"""
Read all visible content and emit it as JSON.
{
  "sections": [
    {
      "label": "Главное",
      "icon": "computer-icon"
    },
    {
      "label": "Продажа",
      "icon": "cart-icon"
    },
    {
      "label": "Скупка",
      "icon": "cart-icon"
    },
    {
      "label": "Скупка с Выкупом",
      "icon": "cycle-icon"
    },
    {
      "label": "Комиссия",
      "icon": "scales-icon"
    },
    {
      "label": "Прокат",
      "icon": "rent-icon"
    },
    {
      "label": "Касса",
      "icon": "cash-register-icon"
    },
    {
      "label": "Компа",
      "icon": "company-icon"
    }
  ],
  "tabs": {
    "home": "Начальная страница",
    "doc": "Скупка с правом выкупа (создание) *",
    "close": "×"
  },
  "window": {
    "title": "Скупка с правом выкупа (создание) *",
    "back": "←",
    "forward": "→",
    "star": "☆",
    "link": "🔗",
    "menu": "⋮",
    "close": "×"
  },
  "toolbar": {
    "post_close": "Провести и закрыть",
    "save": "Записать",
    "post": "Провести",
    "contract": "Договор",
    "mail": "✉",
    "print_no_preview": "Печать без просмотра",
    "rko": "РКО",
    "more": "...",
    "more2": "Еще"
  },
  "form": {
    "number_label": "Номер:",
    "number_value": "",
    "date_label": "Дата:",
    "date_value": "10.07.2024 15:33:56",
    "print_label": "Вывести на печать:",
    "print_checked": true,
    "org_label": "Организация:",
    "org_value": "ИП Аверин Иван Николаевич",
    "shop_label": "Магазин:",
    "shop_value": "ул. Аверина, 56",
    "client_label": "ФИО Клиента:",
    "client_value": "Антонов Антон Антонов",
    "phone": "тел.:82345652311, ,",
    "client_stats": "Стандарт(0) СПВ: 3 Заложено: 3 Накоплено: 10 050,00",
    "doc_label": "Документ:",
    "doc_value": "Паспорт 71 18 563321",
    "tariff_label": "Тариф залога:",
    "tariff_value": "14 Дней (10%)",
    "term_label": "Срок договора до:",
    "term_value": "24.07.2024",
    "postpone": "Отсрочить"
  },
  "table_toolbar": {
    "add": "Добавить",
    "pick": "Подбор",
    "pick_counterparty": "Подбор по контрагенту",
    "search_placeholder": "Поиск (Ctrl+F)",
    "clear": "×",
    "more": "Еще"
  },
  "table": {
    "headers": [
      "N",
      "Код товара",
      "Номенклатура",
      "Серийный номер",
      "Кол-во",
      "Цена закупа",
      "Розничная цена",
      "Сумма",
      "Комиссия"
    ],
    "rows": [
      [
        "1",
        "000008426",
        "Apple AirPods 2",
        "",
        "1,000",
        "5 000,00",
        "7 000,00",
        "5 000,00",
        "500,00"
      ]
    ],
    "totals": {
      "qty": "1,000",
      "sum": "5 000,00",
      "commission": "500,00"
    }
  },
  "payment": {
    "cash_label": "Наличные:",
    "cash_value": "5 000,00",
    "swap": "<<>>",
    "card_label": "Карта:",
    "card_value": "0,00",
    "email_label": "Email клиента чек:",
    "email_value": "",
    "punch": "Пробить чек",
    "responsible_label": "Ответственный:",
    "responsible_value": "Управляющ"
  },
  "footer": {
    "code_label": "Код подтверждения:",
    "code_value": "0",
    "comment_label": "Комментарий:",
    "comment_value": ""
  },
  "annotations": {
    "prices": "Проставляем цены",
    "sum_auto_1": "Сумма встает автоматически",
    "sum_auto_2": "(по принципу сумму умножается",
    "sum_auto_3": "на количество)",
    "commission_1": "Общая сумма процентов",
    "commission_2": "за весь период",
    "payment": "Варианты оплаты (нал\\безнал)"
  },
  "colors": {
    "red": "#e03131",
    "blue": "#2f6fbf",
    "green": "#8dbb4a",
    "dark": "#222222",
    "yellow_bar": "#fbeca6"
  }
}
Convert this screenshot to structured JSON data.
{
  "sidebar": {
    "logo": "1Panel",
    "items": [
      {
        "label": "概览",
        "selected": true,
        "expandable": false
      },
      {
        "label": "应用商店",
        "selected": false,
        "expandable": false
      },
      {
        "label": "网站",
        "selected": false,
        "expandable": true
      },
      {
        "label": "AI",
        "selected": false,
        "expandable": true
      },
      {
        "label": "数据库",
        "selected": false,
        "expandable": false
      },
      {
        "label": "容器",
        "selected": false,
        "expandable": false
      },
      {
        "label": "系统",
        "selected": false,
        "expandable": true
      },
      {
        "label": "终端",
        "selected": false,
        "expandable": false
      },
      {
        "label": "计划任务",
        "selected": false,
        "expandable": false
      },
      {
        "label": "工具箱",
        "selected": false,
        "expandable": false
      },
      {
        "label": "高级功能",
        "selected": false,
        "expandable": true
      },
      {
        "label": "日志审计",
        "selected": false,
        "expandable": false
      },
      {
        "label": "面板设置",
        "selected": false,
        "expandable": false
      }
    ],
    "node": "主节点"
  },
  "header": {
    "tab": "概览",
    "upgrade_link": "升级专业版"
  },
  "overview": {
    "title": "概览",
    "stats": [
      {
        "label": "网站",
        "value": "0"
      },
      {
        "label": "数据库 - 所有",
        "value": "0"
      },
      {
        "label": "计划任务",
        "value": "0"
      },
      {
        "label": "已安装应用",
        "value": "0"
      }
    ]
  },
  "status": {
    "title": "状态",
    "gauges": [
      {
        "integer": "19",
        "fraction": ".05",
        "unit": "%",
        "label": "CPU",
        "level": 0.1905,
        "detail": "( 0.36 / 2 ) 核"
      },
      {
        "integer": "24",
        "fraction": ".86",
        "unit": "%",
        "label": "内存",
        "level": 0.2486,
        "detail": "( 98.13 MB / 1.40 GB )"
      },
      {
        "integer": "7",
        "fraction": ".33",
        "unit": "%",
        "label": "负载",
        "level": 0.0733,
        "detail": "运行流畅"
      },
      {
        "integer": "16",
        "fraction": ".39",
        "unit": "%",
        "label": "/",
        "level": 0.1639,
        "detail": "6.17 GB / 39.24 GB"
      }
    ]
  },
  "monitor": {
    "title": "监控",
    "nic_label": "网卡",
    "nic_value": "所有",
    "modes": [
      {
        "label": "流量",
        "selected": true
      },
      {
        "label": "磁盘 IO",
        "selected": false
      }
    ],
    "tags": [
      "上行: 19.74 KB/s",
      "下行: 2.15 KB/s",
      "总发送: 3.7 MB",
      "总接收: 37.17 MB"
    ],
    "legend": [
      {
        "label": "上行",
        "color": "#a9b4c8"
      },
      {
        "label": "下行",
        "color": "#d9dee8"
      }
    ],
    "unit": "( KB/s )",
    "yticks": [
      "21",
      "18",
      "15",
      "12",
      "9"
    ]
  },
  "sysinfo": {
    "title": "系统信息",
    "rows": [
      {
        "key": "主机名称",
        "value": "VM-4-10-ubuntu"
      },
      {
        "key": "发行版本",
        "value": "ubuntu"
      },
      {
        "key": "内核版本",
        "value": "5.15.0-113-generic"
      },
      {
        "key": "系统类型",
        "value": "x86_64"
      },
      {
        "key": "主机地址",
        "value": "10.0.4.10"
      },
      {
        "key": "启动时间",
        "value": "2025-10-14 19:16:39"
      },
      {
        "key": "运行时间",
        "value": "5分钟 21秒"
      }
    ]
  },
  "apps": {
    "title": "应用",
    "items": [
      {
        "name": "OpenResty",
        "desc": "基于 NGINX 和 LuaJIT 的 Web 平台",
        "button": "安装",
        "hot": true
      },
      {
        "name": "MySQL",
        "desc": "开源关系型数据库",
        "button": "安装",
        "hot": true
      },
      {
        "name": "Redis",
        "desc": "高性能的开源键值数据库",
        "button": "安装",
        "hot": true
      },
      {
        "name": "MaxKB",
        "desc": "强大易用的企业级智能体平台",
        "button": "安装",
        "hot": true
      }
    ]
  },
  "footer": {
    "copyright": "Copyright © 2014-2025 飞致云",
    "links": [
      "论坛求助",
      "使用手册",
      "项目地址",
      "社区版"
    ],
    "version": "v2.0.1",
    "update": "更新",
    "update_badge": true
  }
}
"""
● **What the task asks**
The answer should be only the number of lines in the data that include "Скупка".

● **Written answer**
4